Problem to solve
Return the records word for word. Any pictures in them are not part of the copy.

+++ Input data +++

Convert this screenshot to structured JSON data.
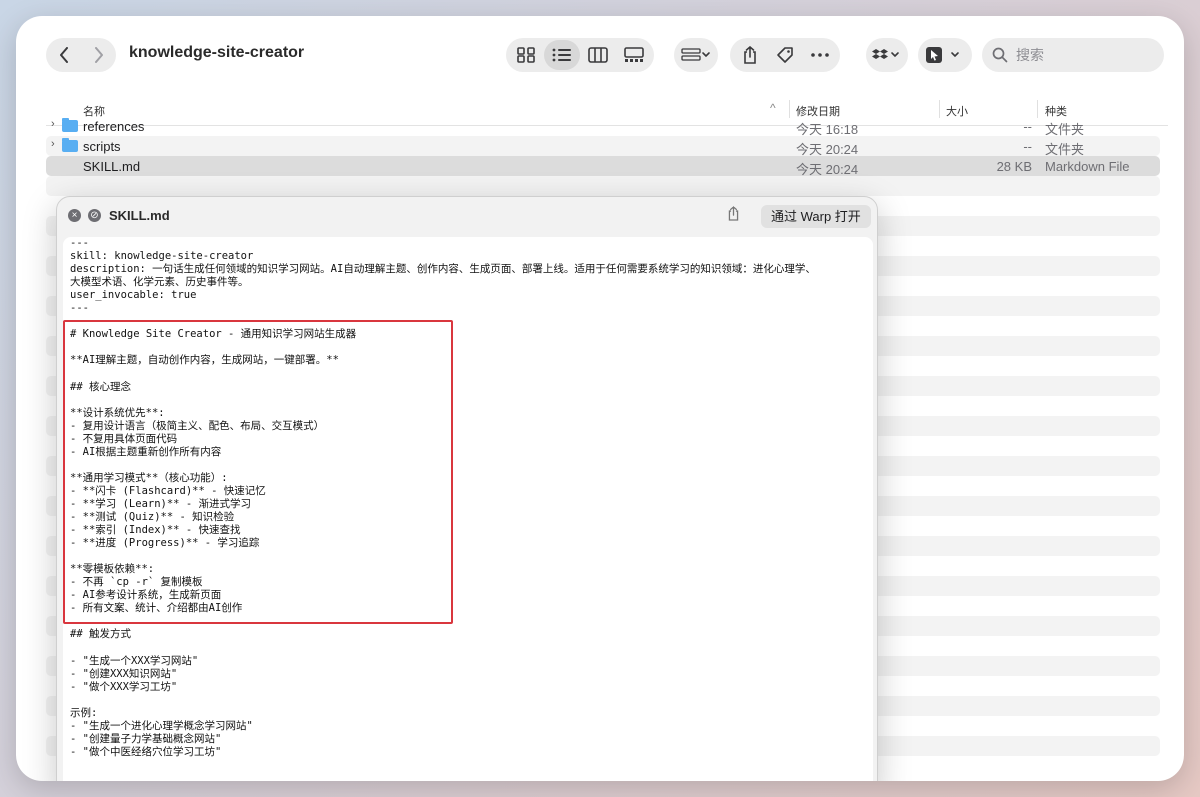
{
  "window": {
    "title": "knowledge-site-creator",
    "search_placeholder": "搜索"
  },
  "icons": {
    "back": "chevron-left-icon",
    "forward": "chevron-right-icon",
    "views": [
      "icon-view-icon",
      "list-view-icon",
      "column-view-icon",
      "gallery-view-icon"
    ],
    "group": "group-icon",
    "share": "share-icon",
    "tag": "tag-icon",
    "more": "ellipsis-icon",
    "dropbox": "dropbox-icon",
    "select": "cursor-select-icon",
    "search": "search-icon"
  },
  "columns": {
    "name": "名称",
    "date": "修改日期",
    "size": "大小",
    "kind": "种类"
  },
  "files": [
    {
      "name": "references",
      "date": "今天 16:18",
      "size": "--",
      "kind": "文件夹",
      "is_folder": true
    },
    {
      "name": "scripts",
      "date": "今天 20:24",
      "size": "--",
      "kind": "文件夹",
      "is_folder": true
    },
    {
      "name": "SKILL.md",
      "date": "今天 20:24",
      "size": "28 KB",
      "kind": "Markdown File",
      "is_folder": false
    }
  ],
  "quicklook": {
    "title": "SKILL.md",
    "open_button": "通过 Warp 打开",
    "content": "---\nskill: knowledge-site-creator\ndescription: 一句话生成任何领域的知识学习网站。AI自动理解主题、创作内容、生成页面、部署上线。适用于任何需要系统学习的知识领域：进化心理学、\n大模型术语、化学元素、历史事件等。\nuser_invocable: true\n---\n\n# Knowledge Site Creator - 通用知识学习网站生成器\n\n**AI理解主题，自动创作内容，生成网站，一键部署。**\n\n## 核心理念\n\n**设计系统优先**:\n- 复用设计语言（极简主义、配色、布局、交互模式）\n- 不复用具体页面代码\n- AI根据主题重新创作所有内容\n\n**通用学习模式**（核心功能）:\n- **闪卡 (Flashcard)** - 快速记忆\n- **学习 (Learn)** - 渐进式学习\n- **测试 (Quiz)** - 知识检验\n- **索引 (Index)** - 快速查找\n- **进度 (Progress)** - 学习追踪\n\n**零模板依赖**:\n- 不再 `cp -r` 复制模板\n- AI参考设计系统，生成新页面\n- 所有文案、统计、介绍都由AI创作\n\n## 触发方式\n\n- \"生成一个XXX学习网站\"\n- \"创建XXX知识网站\"\n- \"做个XXX学习工坊\"\n\n示例:\n- \"生成一个进化心理学概念学习网站\"\n- \"创建量子力学基础概念网站\"\n- \"做个中医经络穴位学习工坊\""
  }
}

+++

Completed exercise
Convert this screenshot to structured JSON data.
{
  "window": {
    "title": "knowledge-site-creator",
    "search_placeholder": "搜索"
  },
  "icons": {
    "back": "chevron-left-icon",
    "forward": "chevron-right-icon",
    "views": [
      "icon-view-icon",
      "list-view-icon",
      "column-view-icon",
      "gallery-view-icon"
    ],
    "group": "group-icon",
    "share": "share-icon",
    "tag": "tag-icon",
    "more": "ellipsis-icon",
    "dropbox": "dropbox-icon",
    "select": "cursor-select-icon",
    "search": "search-icon"
  },
  "columns": {
    "name": "名称",
    "date": "修改日期",
    "size": "大小",
    "kind": "种类"
  },
  "files": [
    {
      "name": "references",
      "date": "今天 16:18",
      "size": "--",
      "kind": "文件夹",
      "is_folder": true
    },
    {
      "name": "scripts",
      "date": "今天 20:24",
      "size": "--",
      "kind": "文件夹",
      "is_folder": true
    },
    {
      "name": "SKILL.md",
      "date": "今天 20:24",
      "size": "28 KB",
      "kind": "Markdown File",
      "is_folder": false
    }
  ],
  "quicklook": {
    "title": "SKILL.md",
    "open_button": "通过 Warp 打开",
    "content": "---\nskill: knowledge-site-creator\ndescription: 一句话生成任何领域的知识学习网站。AI自动理解主题、创作内容、生成页面、部署上线。适用于任何需要系统学习的知识领域：进化心理学、\n大模型术语、化学元素、历史事件等。\nuser_invocable: true\n---\n\n# Knowledge Site Creator - 通用知识学习网站生成器\n\n**AI理解主题，自动创作内容，生成网站，一键部署。**\n\n## 核心理念\n\n**设计系统优先**:\n- 复用设计语言（极简主义、配色、布局、交互模式）\n- 不复用具体页面代码\n- AI根据主题重新创作所有内容\n\n**通用学习模式**（核心功能）:\n- **闪卡 (Flashcard)** - 快速记忆\n- **学习 (Learn)** - 渐进式学习\n- **测试 (Quiz)** - 知识检验\n- **索引 (Index)** - 快速查找\n- **进度 (Progress)** - 学习追踪\n\n**零模板依赖**:\n- 不再 `cp -r` 复制模板\n- AI参考设计系统，生成新页面\n- 所有文案、统计、介绍都由AI创作\n\n## 触发方式\n\n- \"生成一个XXX学习网站\"\n- \"创建XXX知识网站\"\n- \"做个XXX学习工坊\"\n\n示例:\n- \"生成一个进化心理学概念学习网站\"\n- \"创建量子力学基础概念网站\"\n- \"做个中医经络穴位学习工坊\""
  }
}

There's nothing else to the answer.